Mock Food Allergy Prosecution Trial
Derek with wife Tina and son Mike, run Gluten Free Ireland (www.glutenfreeireland.com) which they established when Tina was diagnosed with coeliac disease fourteen years ago. Supported by social media and an occasional newsletter, the website provides a platform for gluten free food producers to market products directly to the coeliac and gluten sensitive communities across the island of Ireland. Derek has been on the ‘Irish Free From Foods’ judging panel since it began four years ago and has taken part in a number of safefood events highlighting best practice food allergen management.
As a member of the safefood Knowledge Network, Derek recently availed of the safefood Food Safety Skills Fund when he attended a mock trial for a food allergen prosecution. This innovative event was organised by Tom Walker of the Southampton law firm, Blake Morgan and Caroline Bejamin of Food Allergy Aware.
In the report below, Derek tells us about his experience.
Aims & Objectives
To eat or not to eat! That’s the question in every allergy or coeliac sufferers mind when looking to eat outside the home environment. I traveled over to Southampton t o attend the “Mock Trial” of a fictitious restaurant owner who had pleaded guilty to providing food containing allergens to an allergic customer despite receiving a request from the customer to avoid those allergens
The object of the exercise was to help food business owners realise that mistakes in allergen management can be financially expensive for a business and potentially fatal for an allergy sufferer.
The exercise also showed how a sentence would be arrived at using the Court Sentencing Guidelines currently in place in England and, to a lesser extent, in Northern Ireland.
Purpose & Relevance
I attended to see if the exercise would be of benefit to food businesses on the island of Ireland and to see if it could be replicated here.
The event opened with presentations from some leading experts in the field of allergen control. Dr Hazel Gowland gave a count of her personal experiences and the harsh facts of the increase in the prevalence of food allergies and the consequences for human health. Lynne Regent, CEO of Anaphylaxis Campaign UK, outlined examples of high profile cases regarding allergen control deficiencies along the food supply chain.
The event was a mock trial where practising barristers and solicitors played out a fictional scenario. The jury, which consisted of the audience, heard of the company’s policies and procedures around food allergens and how the event unfolded around the negligence of the staff in identifying allergens present in food. The jury heard of the chef adding cashews to a sauce to add more flavour and not identifying the allergen “nuts”, and who also served pasta that had already been recalled as it had been labelled gluten free by the manufacturer but still contained “wheat flour”.
This Event was:

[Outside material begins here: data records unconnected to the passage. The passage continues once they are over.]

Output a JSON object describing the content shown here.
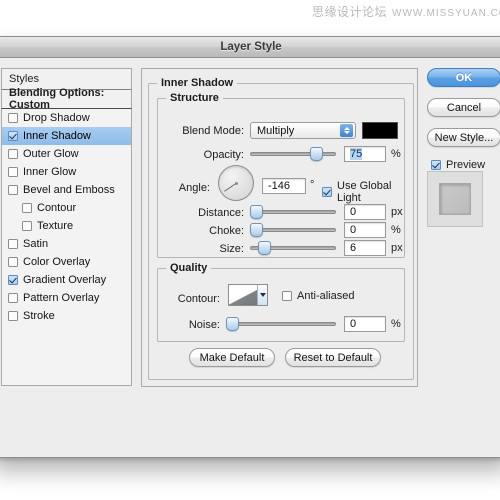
{
  "watermark": {
    "text": "思缘设计论坛",
    "url": "WWW.MISSYUAN.COM"
  },
  "window": {
    "title": "Layer Style"
  },
  "styles_panel": {
    "header": "Styles",
    "blending_options": "Blending Options: Custom",
    "effects": [
      {
        "label": "Drop Shadow",
        "checked": false,
        "selected": false,
        "indent": false
      },
      {
        "label": "Inner Shadow",
        "checked": true,
        "selected": true,
        "indent": false
      },
      {
        "label": "Outer Glow",
        "checked": false,
        "selected": false,
        "indent": false
      },
      {
        "label": "Inner Glow",
        "checked": false,
        "selected": false,
        "indent": false
      },
      {
        "label": "Bevel and Emboss",
        "checked": false,
        "selected": false,
        "indent": false
      },
      {
        "label": "Contour",
        "checked": false,
        "selected": false,
        "indent": true
      },
      {
        "label": "Texture",
        "checked": false,
        "selected": false,
        "indent": true
      },
      {
        "label": "Satin",
        "checked": false,
        "selected": false,
        "indent": false
      },
      {
        "label": "Color Overlay",
        "checked": false,
        "selected": false,
        "indent": false
      },
      {
        "label": "Gradient Overlay",
        "checked": true,
        "selected": false,
        "indent": false
      },
      {
        "label": "Pattern Overlay",
        "checked": false,
        "selected": false,
        "indent": false
      },
      {
        "label": "Stroke",
        "checked": false,
        "selected": false,
        "indent": false
      }
    ]
  },
  "panel": {
    "title": "Inner Shadow",
    "structure": {
      "legend": "Structure",
      "blend_mode_label": "Blend Mode:",
      "blend_mode_value": "Multiply",
      "shadow_color": "#000000",
      "opacity_label": "Opacity:",
      "opacity_value": "75",
      "opacity_unit": "%",
      "angle_label": "Angle:",
      "angle_value": "-146",
      "angle_unit": "°",
      "use_global_light": "Use Global Light",
      "use_global_light_checked": true,
      "distance_label": "Distance:",
      "distance_value": "0",
      "distance_unit": "px",
      "choke_label": "Choke:",
      "choke_value": "0",
      "choke_unit": "%",
      "size_label": "Size:",
      "size_value": "6",
      "size_unit": "px"
    },
    "quality": {
      "legend": "Quality",
      "contour_label": "Contour:",
      "anti_aliased": "Anti-aliased",
      "anti_aliased_checked": false,
      "noise_label": "Noise:",
      "noise_value": "0",
      "noise_unit": "%"
    },
    "make_default": "Make Default",
    "reset_to_default": "Reset to Default"
  },
  "actions": {
    "ok": "OK",
    "cancel": "Cancel",
    "new_style": "New Style...",
    "preview": "Preview",
    "preview_checked": true
  },
  "colors": {
    "accent": "#4b94dc",
    "selection": "#8fbce8",
    "swatch": "#000000"
  }
}
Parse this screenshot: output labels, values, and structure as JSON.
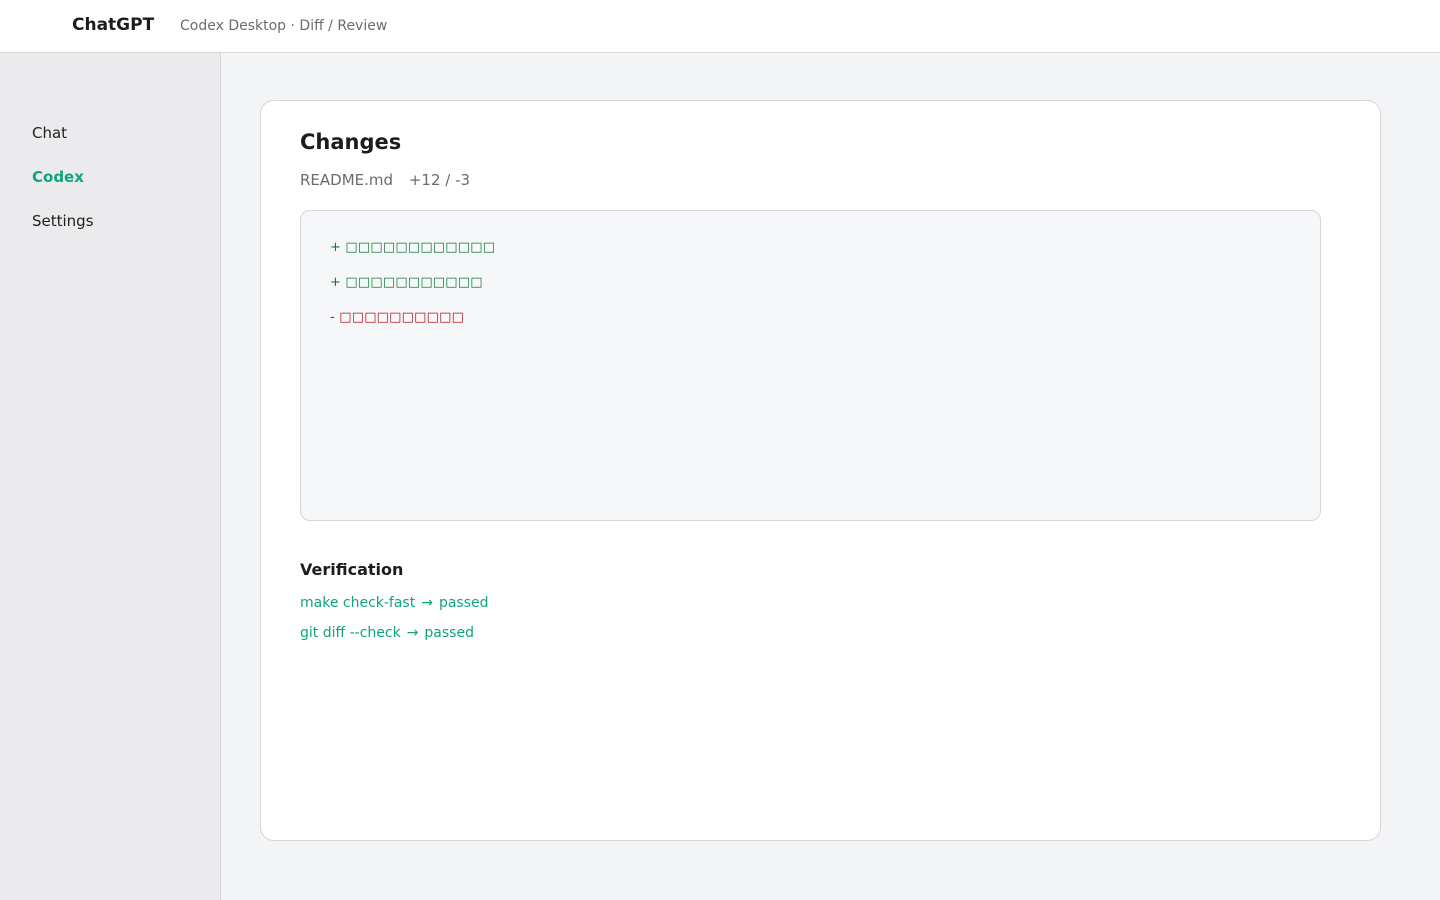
{
  "header": {
    "brand": "ChatGPT",
    "subtitle": "Codex Desktop · Diff / Review"
  },
  "sidebar": {
    "items": [
      {
        "label": "Chat",
        "active": false
      },
      {
        "label": "Codex",
        "active": true
      },
      {
        "label": "Settings",
        "active": false
      }
    ]
  },
  "main": {
    "title": "Changes",
    "file": {
      "name": "README.md",
      "stats": "+12 / -3"
    },
    "diff": {
      "lines": [
        {
          "type": "add",
          "text": "+ □□□□□□□□□□□□"
        },
        {
          "type": "add",
          "text": "+ □□□□□□□□□□□"
        },
        {
          "type": "del",
          "text": "- □□□□□□□□□□"
        }
      ]
    },
    "verification": {
      "title": "Verification",
      "checks": [
        {
          "command": "make check-fast",
          "arrow": "→",
          "result": "passed"
        },
        {
          "command": "git diff --check",
          "arrow": "→",
          "result": "passed"
        }
      ]
    }
  },
  "colors": {
    "accent": "#10a37f",
    "added": "#127a3a",
    "removed": "#b3161d"
  }
}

Novel – I’ve never heard of it being done before for a food offence and certainly not on the island of Ireland.
Timely – Following some recent high-profile allergy cases, every food business should have been very interested.
Entertaining – The “legal eagles” who acted as the prosecution, defence, judge and court officials did a remarkable job keeping the narrative going in a totally believable way despite this being a fictitious case!
Educational – It really was an education to hear the various sentencing arguments put forward as the parties tried to decide on a suitable sentence for the defendant, bearing in mind the fact that he had pleaded guilty to the offences. It was interesting to see how the current Sentencing Guidelines in England come into play in such a case.
Well organised – the location at Blake Morgan’s office was perfect with plenty of space for everyone and the refreshments (including Free From) were well received. A big thank you must go to the organisers, the speakers on the day and the sponsors (without whom some events would just not happen) and, of course, the staff at Blake Morgan.
Conclusions - Perhaps an event similar to this mock trial would help focus minds on the real consequences of mistakes in allergen management in a broad range of food businesses, both manufacturing and food service.
Finally, my thanks to the safefood Food Safety Skills Fund for funding my trip to this very useful event.